## What you are asked to do
Whenever a line below holds the word "text", copy that line.

+ + + + + + +

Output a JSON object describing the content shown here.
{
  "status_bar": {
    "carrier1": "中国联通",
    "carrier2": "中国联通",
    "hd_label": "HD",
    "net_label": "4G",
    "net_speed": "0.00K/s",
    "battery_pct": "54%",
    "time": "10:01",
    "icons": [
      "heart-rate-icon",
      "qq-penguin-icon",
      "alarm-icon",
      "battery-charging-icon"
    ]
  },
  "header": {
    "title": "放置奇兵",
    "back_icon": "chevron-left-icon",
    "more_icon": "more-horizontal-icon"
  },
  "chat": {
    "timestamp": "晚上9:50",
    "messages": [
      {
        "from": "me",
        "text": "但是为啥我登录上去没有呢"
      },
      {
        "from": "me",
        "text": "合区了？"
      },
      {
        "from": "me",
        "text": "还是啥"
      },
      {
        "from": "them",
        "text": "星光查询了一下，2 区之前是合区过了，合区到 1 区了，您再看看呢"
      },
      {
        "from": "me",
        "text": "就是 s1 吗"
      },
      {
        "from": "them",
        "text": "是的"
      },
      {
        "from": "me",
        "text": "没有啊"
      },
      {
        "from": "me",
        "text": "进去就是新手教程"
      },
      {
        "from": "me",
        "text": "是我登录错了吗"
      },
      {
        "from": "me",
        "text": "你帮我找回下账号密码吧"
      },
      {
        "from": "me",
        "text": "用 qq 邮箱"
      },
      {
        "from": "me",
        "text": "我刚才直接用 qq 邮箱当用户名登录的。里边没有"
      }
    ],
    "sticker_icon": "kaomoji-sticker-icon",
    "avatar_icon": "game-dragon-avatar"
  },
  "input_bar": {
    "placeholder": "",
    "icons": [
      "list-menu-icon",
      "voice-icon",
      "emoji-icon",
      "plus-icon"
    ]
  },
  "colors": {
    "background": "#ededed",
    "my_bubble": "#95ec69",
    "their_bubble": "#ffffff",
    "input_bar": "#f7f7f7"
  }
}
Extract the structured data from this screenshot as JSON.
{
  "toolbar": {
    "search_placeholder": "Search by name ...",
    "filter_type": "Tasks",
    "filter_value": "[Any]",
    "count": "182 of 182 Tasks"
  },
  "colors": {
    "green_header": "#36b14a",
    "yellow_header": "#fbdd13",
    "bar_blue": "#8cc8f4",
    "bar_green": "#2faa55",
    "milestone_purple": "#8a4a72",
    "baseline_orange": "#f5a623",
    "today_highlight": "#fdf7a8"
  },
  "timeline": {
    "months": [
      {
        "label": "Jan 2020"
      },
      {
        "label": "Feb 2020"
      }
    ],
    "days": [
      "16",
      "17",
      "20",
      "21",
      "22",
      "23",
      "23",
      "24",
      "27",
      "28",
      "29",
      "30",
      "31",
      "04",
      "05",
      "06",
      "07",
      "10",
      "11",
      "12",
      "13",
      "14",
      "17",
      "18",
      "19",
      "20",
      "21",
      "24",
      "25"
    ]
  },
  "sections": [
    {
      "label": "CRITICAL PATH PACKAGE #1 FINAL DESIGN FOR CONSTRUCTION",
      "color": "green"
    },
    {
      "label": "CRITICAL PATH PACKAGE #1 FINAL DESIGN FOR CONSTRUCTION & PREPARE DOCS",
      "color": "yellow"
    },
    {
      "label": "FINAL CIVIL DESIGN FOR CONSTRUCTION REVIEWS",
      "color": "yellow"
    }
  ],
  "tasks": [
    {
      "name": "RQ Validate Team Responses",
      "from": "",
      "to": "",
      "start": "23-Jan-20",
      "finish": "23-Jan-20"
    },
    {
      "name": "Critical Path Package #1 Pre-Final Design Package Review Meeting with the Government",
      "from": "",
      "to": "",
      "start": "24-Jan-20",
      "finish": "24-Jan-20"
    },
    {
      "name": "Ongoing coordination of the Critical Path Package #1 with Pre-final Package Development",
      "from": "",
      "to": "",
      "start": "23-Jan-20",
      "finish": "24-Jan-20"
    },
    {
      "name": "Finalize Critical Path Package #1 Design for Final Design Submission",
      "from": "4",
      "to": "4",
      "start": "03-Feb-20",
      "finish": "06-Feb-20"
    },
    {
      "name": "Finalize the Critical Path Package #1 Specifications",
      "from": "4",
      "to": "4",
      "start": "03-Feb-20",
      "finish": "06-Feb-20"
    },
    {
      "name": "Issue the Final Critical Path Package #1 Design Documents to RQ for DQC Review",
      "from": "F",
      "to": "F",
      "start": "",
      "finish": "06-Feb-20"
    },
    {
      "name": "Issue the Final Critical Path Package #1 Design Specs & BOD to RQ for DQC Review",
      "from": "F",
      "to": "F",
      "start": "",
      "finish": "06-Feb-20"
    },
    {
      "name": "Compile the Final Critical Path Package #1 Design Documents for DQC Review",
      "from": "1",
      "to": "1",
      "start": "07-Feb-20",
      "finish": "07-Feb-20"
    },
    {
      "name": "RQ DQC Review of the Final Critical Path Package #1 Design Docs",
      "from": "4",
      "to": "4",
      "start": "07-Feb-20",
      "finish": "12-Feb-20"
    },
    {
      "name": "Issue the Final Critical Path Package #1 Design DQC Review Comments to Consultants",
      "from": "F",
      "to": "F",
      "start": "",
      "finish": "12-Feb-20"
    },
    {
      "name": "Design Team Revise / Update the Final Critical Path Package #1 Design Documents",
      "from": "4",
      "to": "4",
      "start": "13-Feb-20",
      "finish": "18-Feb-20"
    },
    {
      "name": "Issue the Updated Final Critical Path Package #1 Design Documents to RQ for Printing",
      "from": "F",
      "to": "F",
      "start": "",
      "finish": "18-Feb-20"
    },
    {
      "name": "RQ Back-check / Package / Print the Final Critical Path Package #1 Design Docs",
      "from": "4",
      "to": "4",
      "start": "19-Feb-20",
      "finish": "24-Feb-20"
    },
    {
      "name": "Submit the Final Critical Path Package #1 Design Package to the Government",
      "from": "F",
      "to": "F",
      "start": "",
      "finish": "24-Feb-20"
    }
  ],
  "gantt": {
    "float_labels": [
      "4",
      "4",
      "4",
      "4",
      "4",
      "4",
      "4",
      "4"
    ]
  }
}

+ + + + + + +

## Answer space
        "text": "但是为啥我登录上去没有呢"
        "text": "合区了？"
        "text": "还是啥"
        "text": "星光查询了一下，2 区之前是合区过了，合区到 1 区了，您再看看呢"
        "text": "就是 s1 吗"
        "text": "是的"
        "text": "没有啊"
        "text": "进去就是新手教程"
        "text": "是我登录错了吗"
        "text": "你帮我找回下账号密码吧"
        "text": "用 qq 邮箱"
        "text": "我刚才直接用 qq 邮箱当用户名登录的。里边没有"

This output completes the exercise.